Work task =>
Word for word, restate all of the data shown below.
-------- Entries provided
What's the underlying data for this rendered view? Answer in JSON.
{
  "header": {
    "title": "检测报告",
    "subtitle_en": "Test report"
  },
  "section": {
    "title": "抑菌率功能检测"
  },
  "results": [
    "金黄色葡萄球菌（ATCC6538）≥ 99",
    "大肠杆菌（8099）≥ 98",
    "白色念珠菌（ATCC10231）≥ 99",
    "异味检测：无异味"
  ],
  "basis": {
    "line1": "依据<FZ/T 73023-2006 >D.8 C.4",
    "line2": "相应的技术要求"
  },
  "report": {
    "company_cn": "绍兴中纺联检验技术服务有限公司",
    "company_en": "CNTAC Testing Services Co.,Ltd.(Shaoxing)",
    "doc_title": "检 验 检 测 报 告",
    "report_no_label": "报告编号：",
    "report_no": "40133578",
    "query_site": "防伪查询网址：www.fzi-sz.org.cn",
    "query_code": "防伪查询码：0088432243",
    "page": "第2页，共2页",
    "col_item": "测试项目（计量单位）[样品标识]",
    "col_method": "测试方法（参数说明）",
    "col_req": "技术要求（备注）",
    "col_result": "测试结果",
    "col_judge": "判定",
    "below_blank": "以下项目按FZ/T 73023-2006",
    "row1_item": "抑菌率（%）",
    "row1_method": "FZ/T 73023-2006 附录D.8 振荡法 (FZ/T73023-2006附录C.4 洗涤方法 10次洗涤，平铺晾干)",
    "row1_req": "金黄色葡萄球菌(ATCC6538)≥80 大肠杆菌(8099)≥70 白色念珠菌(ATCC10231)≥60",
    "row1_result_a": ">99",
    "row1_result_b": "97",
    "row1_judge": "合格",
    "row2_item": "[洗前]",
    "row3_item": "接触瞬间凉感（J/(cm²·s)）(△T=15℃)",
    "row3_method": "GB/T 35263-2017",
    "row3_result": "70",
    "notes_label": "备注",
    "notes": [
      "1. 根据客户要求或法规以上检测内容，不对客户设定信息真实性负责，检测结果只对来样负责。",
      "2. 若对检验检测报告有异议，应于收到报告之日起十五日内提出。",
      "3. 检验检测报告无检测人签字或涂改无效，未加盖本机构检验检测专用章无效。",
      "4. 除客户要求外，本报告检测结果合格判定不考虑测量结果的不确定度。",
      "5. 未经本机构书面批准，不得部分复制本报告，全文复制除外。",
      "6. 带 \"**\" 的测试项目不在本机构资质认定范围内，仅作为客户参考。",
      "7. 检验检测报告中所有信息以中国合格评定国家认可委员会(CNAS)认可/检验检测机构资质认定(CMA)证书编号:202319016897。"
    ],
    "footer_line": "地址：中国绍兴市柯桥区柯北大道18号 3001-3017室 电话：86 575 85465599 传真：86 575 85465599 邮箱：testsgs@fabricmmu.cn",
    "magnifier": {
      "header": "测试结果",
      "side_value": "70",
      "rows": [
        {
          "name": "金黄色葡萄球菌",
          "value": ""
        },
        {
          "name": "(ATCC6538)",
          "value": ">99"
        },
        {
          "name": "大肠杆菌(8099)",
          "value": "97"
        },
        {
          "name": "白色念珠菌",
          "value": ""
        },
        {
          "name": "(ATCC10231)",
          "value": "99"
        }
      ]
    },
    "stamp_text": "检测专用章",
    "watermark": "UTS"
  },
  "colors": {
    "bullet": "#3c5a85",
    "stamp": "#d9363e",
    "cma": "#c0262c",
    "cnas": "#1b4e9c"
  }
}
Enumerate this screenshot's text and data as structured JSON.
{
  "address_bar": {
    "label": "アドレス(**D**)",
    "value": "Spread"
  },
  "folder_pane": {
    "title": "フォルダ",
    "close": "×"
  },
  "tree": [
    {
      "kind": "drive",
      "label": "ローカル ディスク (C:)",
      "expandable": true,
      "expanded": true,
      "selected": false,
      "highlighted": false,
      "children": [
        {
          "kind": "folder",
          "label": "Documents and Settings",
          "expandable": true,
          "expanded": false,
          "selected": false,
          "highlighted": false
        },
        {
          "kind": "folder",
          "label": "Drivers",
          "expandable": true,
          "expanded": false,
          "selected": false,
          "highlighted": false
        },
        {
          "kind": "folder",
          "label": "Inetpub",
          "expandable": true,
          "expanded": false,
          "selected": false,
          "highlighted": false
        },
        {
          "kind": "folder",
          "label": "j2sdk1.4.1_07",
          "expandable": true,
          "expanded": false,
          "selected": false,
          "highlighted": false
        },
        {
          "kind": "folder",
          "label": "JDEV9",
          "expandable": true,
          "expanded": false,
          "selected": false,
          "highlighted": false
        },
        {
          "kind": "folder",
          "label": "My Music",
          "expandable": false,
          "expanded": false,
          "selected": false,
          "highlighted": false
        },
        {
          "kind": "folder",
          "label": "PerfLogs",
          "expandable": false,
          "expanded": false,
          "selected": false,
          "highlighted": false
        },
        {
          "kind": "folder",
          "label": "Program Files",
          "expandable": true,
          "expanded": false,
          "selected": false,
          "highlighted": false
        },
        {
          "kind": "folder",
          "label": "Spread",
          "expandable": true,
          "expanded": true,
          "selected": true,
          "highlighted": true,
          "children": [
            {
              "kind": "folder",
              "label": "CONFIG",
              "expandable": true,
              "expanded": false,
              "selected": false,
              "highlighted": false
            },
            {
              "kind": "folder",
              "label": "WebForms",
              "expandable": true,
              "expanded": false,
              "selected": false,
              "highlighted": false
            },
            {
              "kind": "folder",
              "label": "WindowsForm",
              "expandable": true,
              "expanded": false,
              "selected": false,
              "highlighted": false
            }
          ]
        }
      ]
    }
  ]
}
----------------
Result of the task =>
What's the underlying data for this rendered view? Answer in JSON.
{
  "header": {
    "title": "检测报告",
    "subtitle_en": "Test report"
  },
  "section": {
    "title": "抑菌率功能检测"
  },
  "results": [
    "金黄色葡萄球菌（ATCC6538）≥ 99",
    "大肠杆菌（8099）≥ 98",
    "白色念珠菌（ATCC10231）≥ 99",
    "异味检测：无异味"
  ],
  "basis": {
    "line1": "依据<FZ/T 73023-2006 >D.8 C.4",
    "line2": "相应的技术要求"
  },
  "report": {
    "company_cn": "绍兴中纺联检验技术服务有限公司",
    "company_en": "CNTAC Testing Services Co.,Ltd.(Shaoxing)",
    "doc_title": "检 验 检 测 报 告",
    "report_no_label": "报告编号：",
    "report_no": "40133578",
    "query_site": "防伪查询网址：www.fzi-sz.org.cn",
    "query_code": "防伪查询码：0088432243",
    "page": "第2页，共2页",
    "col_item": "测试项目（计量单位）[样品标识]",
    "col_method": "测试方法（参数说明）",
    "col_req": "技术要求（备注）",
    "col_result": "测试结果",
    "col_judge": "判定",
    "below_blank": "以下项目按FZ/T 73023-2006",
    "row1_item": "抑菌率（%）",
    "row1_method": "FZ/T 73023-2006 附录D.8 振荡法 (FZ/T73023-2006附录C.4 洗涤方法 10次洗涤，平铺晾干)",
    "row1_req": "金黄色葡萄球菌(ATCC6538)≥80 大肠杆菌(8099)≥70 白色念珠菌(ATCC10231)≥60",
    "row1_result_a": ">99",
    "row1_result_b": "97",
    "row1_judge": "合格",
    "row2_item": "[洗前]",
    "row3_item": "接触瞬间凉感（J/(cm²·s)）(△T=15℃)",
    "row3_method": "GB/T 35263-2017",
    "row3_result": "70",
    "notes_label": "备注",
    "notes": [
      "1. 根据客户要求或法规以上检测内容，不对客户设定信息真实性负责，检测结果只对来样负责。",
      "2. 若对检验检测报告有异议，应于收到报告之日起十五日内提出。",
      "3. 检验检测报告无检测人签字或涂改无效，未加盖本机构检验检测专用章无效。",
      "4. 除客户要求外，本报告检测结果合格判定不考虑测量结果的不确定度。",
      "5. 未经本机构书面批准，不得部分复制本报告，全文复制除外。",
      "6. 带 \"**\" 的测试项目不在本机构资质认定范围内，仅作为客户参考。",
      "7. 检验检测报告中所有信息以中国合格评定国家认可委员会(CNAS)认可/检验检测机构资质认定(CMA)证书编号:202319016897。"
    ],
    "footer_line": "地址：中国绍兴市柯桥区柯北大道18号 3001-3017室 电话：86 575 85465599 传真：86 575 85465599 邮箱：testsgs@fabricmmu.cn",
    "magnifier": {
      "header": "测试结果",
      "side_value": "70",
      "rows": [
        {
          "name": "金黄色葡萄球菌",
          "value": ""
        },
        {
          "name": "(ATCC6538)",
          "value": ">99"
        },
        {
          "name": "大肠杆菌(8099)",
          "value": "97"
        },
        {
          "name": "白色念珠菌",
          "value": ""
        },
        {
          "name": "(ATCC10231)",
          "value": "99"
        }
      ]
    },
    "stamp_text": "检测专用章",
    "watermark": "UTS"
  },
  "colors": {
    "bullet": "#3c5a85",
    "stamp": "#d9363e",
    "cma": "#c0262c",
    "cnas": "#1b4e9c"
  }
}
Enumerate this screenshot's text and data as structured JSON.
{
  "address_bar": {
    "label": "アドレス(**D**)",
    "value": "Spread"
  },
  "folder_pane": {
    "title": "フォルダ",
    "close": "×"
  },
  "tree": [
    {
      "kind": "drive",
      "label": "ローカル ディスク (C:)",
      "expandable": true,
      "expanded": true,
      "selected": false,
      "highlighted": false,
      "children": [
        {
          "kind": "folder",
          "label": "Documents and Settings",
          "expandable": true,
          "expanded": false,
          "selected": false,
          "highlighted": false
        },
        {
          "kind": "folder",
          "label": "Drivers",
          "expandable": true,
          "expanded": false,
          "selected": false,
          "highlighted": false
        },
        {
          "kind": "folder",
          "label": "Inetpub",
          "expandable": true,
          "expanded": false,
          "selected": false,
          "highlighted": false
        },
        {
          "kind": "folder",
          "label": "j2sdk1.4.1_07",
          "expandable": true,
          "expanded": false,
          "selected": false,
          "highlighted": false
        },
        {
          "kind": "folder",
          "label": "JDEV9",
          "expandable": true,
          "expanded": false,
          "selected": false,
          "highlighted": false
        },
        {
          "kind": "folder",
          "label": "My Music",
          "expandable": false,
          "expanded": false,
          "selected": false,
          "highlighted": false
        },
        {
          "kind": "folder",
          "label": "PerfLogs",
          "expandable": false,
          "expanded": false,
          "selected": false,
          "highlighted": false
        },
        {
          "kind": "folder",
          "label": "Program Files",
          "expandable": true,
          "expanded": false,
          "selected": false,
          "highlighted": false
        },
        {
          "kind": "folder",
          "label": "Spread",
          "expandable": true,
          "expanded": true,
          "selected": true,
          "highlighted": true,
          "children": [
            {
              "kind": "folder",
              "label": "CONFIG",
              "expandable": true,
              "expanded": false,
              "selected": false,
              "highlighted": false
            },
            {
              "kind": "folder",
              "label": "WebForms",
              "expandable": true,
              "expanded": false,
              "selected": false,
              "highlighted": false
            },
            {
              "kind": "folder",
              "label": "WindowsForm",
              "expandable": true,
              "expanded": false,
              "selected": false,
              "highlighted": false
            }
          ]
        }
      ]
    }
  ]
}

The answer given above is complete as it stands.